Around 1.47 million vehicles were registered across the country in February, compared to 1.74 million a year ago. Maharashtra (7.4%) and Kerala (5.4%) recorded the biggest y-o-y growth. With more than 25% decline, Gujarat, Karnataka, and Uttar Pradesh were at the bottom of the pile, continuing their trend of the previous month.
At Rs1.13 trillion, GST collections crossed the Rs1.1 trillion figure for the third time in a row. Gujarat showed the highest year-on-year rise (14%), followed by West Bengal (10%) and Rajasthan (10%).
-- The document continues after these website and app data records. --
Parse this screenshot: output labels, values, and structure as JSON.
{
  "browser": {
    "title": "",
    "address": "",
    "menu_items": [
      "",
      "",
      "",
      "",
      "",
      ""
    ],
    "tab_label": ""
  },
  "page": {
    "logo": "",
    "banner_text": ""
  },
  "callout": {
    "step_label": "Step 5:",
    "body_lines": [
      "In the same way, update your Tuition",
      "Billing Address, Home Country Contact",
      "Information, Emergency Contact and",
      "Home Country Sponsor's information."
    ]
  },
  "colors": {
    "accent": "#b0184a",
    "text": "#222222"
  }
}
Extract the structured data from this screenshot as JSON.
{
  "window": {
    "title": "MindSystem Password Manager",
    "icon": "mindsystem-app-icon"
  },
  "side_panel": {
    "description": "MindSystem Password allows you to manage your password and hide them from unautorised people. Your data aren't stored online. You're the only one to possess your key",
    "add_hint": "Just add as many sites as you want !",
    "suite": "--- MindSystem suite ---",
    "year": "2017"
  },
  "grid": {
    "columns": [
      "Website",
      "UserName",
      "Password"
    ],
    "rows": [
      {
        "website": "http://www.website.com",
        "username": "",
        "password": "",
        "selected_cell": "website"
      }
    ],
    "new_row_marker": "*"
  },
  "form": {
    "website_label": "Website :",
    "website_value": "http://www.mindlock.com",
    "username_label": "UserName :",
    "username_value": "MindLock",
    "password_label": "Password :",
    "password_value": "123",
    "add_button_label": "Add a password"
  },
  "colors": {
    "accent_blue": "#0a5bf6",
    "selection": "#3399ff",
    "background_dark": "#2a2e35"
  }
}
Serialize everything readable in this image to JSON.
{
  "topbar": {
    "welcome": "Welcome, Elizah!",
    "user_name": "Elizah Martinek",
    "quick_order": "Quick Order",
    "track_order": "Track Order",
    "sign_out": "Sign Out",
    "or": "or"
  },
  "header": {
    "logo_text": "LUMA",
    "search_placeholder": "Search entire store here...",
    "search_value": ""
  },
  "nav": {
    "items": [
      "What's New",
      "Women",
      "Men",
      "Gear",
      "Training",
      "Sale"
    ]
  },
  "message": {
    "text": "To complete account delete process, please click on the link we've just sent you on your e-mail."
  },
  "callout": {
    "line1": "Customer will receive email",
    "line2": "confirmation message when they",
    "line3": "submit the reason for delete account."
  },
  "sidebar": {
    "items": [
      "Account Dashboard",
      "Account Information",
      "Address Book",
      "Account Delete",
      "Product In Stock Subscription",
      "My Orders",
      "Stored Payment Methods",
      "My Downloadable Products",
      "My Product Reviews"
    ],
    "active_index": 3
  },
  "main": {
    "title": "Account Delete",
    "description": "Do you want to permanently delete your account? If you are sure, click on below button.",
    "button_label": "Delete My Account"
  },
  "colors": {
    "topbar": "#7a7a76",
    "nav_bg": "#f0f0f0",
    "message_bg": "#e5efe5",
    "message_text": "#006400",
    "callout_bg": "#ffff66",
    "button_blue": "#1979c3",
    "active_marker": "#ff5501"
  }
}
The improvement in public mobility in February more than made up for the post-festive lull in January. Among bigger states, Uttar Pradesh saw footfalls at public locations almost touching pre-pandemic levels, followed by Kerala (97% of normal). On average, medium and smaller states are seeing a higher level of mobility than bigger states. States such as Bihar and Uttarakhand had footfalls going above the pre-pandemic level, whereas mobility was still around 80-85% of normal levels in Delhi and Maharashtra.
Workplace mobility reached 87% of pre-pandemic levels, compared to 81% in January, signalling continuing revival in business activity. Overall, footfalls in workplaces are inching towards the normal levels, Google data suggests.
But these gains are still fragile, and will be hard to retain if the pandemic worsens again. Share markets gave a glimpse of this fear when they lost 2% on 22 February partly in response to fresh spikes in cases in some states. The second phase of the vaccination drive, which began on Monday, will be the biggest glimmer of hope to keep economic outlook positive in the weeks to come.